This means that it's technically possible for certain kinds of removals to work properly:

my_list = list(range(10))
print(my_list)  # [0, 1, 2, 3, 4, 5, 6, 7, 8, 9]

def is_odd(x):
    return x % 2 == 1

for element in my_list:
    if is_odd(element):
        my_list.remove(element)

print(my_list)  # [0, 2, 4, 6, 8]

However, this is a dangerous practice and should be avoided.

The Fix

Solution 1: Iterate over a copy

Make a copy of the list. Iterate over that list while removing elements from the original. This allows the iterator to work with a list that is never modified, preventing skips.

Lists can be copied with list(my_list) or my_list[:]:

my_list = list(range(10))
my_list)  # [0, 1, 2, 3, 4, 5, 6, 7, 8, 9]

def should_remove(x):
    return x >= 5

for element in list(my_list):
    if should_remove(element):
            my_list.remove(element)

print(my_list)  # [0, 1, 2, 3, 4]
my_list = list(range(10))
print(my_list)  # [0, 1, 2, 3, 4, 5, 6, 7, 8, 9]

def should_remove(x):
    return x >= 5

for element in my_list[:]:
    if should_remove(element):
        my_list.remove(element)

print(my_list)  # [0, 1, 2, 3, 4]

This solution is ideal when list identity must be preserved. If the code expects the same list object to be used and mutated throughout the program instead of referencing new list objects whenever elements are removed, stick to this solution.

Solution 2: Use a list comprehension

Python's list comprehensions allow an if clause to filter out elements:

my_list = list(range(10))
print(my_list)  # [0, 1, 2, 3, 4, 5, 6, 7, 8, 9]

def should_remove(x):
    return x >= 5

my_list = [x for x in my_list if not should_remove(x)]
print(my_list)  # [0, 1, 2, 3, 4]

However, list comprehensions always produce a new list object. It isn't commonly used, but list identity can be preserved if desired by modifying the assignment statement:

my_list[:] = [x for x in my_list if not should_remove(x)]

Solution 3: Use filter

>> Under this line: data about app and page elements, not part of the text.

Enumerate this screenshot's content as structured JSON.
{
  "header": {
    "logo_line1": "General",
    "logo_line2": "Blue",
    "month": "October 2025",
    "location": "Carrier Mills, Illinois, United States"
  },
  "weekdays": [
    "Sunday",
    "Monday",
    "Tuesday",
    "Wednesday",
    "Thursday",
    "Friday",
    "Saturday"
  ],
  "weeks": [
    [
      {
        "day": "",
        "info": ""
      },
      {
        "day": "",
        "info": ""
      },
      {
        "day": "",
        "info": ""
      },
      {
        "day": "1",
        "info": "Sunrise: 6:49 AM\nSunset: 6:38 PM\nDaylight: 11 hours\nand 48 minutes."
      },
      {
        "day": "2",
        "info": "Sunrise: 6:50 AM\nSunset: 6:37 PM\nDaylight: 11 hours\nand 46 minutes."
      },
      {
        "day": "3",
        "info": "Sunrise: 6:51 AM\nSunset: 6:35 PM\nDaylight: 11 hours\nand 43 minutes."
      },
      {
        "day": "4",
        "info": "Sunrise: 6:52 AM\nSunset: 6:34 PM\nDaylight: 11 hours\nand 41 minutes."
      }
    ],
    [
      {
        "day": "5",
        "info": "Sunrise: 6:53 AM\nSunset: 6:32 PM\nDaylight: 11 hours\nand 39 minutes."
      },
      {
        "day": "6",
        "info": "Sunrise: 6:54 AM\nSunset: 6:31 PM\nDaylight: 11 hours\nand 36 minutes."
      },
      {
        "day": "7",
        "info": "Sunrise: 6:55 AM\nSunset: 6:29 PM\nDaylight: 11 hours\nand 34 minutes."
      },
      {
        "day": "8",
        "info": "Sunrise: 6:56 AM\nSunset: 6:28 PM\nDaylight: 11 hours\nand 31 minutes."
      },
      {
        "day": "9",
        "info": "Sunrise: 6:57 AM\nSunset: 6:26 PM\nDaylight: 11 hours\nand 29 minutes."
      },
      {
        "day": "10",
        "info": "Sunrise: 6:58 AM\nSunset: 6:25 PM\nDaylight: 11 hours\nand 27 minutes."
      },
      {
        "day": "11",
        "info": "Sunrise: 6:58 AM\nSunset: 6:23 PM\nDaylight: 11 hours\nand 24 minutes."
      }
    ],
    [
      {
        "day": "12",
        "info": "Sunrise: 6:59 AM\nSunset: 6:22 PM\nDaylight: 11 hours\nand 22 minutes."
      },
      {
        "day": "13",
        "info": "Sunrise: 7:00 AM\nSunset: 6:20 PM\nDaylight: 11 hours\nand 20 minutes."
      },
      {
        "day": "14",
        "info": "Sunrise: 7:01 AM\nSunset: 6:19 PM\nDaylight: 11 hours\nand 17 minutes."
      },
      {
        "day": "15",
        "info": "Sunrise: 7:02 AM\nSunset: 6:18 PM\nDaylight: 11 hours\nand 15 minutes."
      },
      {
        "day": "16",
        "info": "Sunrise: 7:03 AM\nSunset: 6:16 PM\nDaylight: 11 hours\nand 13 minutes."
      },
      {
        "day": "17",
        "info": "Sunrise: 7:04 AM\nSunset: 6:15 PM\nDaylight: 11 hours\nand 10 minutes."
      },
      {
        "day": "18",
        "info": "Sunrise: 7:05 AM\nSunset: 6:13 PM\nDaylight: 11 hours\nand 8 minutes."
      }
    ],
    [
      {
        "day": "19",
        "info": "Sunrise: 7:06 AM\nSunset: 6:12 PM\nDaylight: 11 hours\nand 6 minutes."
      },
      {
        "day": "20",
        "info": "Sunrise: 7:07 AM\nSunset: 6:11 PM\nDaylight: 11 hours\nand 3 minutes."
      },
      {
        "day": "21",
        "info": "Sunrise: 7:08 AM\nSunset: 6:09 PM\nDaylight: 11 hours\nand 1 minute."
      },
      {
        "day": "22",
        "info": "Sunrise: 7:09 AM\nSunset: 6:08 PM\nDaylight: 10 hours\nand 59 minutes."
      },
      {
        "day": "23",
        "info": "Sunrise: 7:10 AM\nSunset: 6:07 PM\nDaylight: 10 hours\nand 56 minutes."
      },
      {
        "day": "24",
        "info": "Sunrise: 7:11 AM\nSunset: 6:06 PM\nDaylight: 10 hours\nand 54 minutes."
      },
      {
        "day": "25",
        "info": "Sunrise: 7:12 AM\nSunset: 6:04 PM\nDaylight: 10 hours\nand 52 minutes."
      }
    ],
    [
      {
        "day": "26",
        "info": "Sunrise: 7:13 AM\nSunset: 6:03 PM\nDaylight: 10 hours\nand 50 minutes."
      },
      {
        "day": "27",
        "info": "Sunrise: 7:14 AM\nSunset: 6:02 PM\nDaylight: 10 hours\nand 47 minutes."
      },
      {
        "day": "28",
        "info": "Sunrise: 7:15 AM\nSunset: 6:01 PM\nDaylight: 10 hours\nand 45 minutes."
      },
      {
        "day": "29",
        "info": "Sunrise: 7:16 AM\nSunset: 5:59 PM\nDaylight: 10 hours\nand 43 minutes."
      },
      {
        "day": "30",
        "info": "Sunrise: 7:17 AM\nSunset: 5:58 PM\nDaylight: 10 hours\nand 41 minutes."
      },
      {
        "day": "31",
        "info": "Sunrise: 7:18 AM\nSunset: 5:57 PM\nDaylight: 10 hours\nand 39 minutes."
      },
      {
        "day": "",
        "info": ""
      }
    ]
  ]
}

Python has a builtin filter method:

my_list = list(range(10))
my_list  # [0, 1, 2, 3, 4, 5, 6, 7, 8, 9]

def should_remove(x):
    return x >= 5

def should_keep(x):
    return not should_remove(x)
 
my_list = list(filter(should_keep, my_list))
print(my_list)  # [0, 1, 2, 3, 4]

Unfortunately, filter is used to determine which elements in a list should be kept. Luckily, filterfalse provides the reverse functionality in Python 3:

from itertools import filterfalse

my_list = list(range(10))
print(my_list)  # [0, 1, 2, 3, 4, 5, 6, 7, 8, 9]

def should_remove(x):
    return x >= 5

my_list = list(filterfalse(should_remove, my_list))
print(my_list)  # [0, 1, 2, 3, 4]

Similar to list comprehensions, the filter and filterfalse functions both produce new list objects. To preserve list identity, use the same trick and assign the result to my_list[:].